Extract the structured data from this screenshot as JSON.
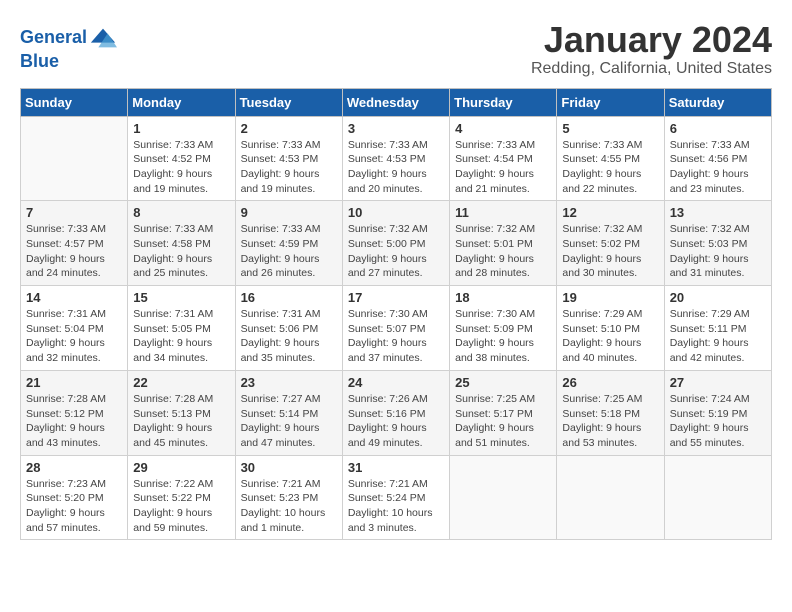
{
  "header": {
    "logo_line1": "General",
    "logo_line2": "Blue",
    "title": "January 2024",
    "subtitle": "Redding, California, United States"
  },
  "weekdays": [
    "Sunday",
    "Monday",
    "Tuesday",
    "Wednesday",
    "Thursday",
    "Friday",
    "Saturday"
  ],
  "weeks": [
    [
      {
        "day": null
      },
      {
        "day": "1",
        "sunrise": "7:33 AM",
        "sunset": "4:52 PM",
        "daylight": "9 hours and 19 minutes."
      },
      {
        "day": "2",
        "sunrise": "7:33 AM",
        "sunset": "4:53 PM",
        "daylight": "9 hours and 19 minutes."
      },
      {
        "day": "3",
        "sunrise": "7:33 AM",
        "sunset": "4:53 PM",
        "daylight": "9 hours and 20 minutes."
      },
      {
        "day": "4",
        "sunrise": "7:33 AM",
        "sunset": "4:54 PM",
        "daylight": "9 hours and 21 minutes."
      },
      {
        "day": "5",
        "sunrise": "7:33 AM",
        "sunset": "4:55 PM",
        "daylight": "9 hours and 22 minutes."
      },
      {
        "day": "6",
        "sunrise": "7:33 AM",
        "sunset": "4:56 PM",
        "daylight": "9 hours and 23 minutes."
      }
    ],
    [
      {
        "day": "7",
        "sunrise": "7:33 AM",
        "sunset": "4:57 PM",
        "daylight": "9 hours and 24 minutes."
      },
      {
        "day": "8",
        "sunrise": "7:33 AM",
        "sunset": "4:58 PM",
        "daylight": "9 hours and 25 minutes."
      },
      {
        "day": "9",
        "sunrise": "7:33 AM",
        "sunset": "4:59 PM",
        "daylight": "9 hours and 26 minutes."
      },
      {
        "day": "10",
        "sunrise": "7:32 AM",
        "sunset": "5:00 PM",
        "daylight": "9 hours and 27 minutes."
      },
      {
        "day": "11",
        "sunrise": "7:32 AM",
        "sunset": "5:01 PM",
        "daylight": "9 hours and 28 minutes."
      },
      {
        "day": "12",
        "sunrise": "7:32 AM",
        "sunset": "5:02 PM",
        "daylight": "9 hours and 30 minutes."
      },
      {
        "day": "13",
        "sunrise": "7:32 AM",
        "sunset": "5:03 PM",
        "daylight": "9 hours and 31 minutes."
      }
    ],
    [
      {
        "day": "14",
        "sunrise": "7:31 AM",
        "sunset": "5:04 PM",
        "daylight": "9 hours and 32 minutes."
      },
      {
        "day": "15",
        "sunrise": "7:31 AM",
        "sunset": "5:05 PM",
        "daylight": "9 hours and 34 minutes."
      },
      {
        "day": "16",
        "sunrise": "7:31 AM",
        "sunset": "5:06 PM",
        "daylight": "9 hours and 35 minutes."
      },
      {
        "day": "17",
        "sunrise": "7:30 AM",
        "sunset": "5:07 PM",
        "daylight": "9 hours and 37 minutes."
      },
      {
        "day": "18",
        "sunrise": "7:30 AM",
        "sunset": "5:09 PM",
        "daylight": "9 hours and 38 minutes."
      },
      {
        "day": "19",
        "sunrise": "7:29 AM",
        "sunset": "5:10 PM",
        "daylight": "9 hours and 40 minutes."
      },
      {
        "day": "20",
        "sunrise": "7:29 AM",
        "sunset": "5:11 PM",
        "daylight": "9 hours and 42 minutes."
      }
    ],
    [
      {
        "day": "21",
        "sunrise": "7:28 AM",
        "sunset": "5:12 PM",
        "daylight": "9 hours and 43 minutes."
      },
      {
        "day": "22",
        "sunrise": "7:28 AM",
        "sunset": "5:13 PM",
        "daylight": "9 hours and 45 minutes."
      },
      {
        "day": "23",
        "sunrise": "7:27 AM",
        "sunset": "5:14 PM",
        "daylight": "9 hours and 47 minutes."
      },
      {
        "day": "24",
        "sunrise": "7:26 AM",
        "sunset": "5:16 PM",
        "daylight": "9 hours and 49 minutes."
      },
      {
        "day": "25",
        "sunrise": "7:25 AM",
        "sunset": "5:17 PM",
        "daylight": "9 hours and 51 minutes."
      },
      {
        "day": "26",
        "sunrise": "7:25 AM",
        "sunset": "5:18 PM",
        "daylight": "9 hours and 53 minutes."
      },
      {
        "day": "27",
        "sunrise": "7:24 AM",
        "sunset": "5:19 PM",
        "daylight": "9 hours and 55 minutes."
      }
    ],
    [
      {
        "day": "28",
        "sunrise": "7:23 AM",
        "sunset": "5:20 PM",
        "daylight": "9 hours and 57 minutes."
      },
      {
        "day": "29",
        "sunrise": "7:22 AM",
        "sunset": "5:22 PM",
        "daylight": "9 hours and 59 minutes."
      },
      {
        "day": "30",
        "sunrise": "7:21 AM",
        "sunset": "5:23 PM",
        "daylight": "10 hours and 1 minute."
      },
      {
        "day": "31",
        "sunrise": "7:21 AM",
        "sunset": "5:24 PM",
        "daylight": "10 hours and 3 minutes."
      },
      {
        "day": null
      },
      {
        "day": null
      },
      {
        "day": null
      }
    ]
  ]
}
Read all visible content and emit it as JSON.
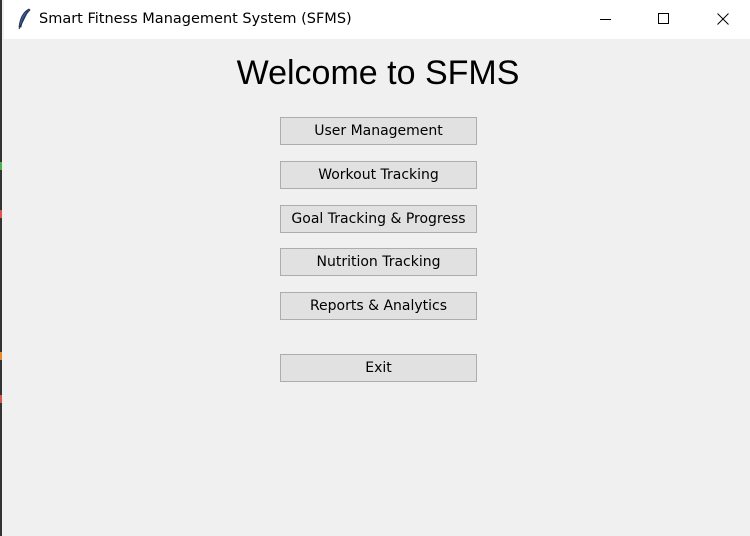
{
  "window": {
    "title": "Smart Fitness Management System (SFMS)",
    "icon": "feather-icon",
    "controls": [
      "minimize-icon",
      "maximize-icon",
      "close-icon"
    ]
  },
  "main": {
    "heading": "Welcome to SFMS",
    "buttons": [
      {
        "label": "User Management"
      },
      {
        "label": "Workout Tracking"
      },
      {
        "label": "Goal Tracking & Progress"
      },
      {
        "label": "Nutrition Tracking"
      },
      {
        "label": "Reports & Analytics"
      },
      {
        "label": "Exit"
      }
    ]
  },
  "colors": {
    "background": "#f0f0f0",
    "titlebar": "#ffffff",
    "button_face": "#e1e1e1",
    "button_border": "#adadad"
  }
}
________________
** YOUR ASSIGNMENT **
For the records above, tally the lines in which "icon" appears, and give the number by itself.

** SOLUTION FOR THIS TASK **
4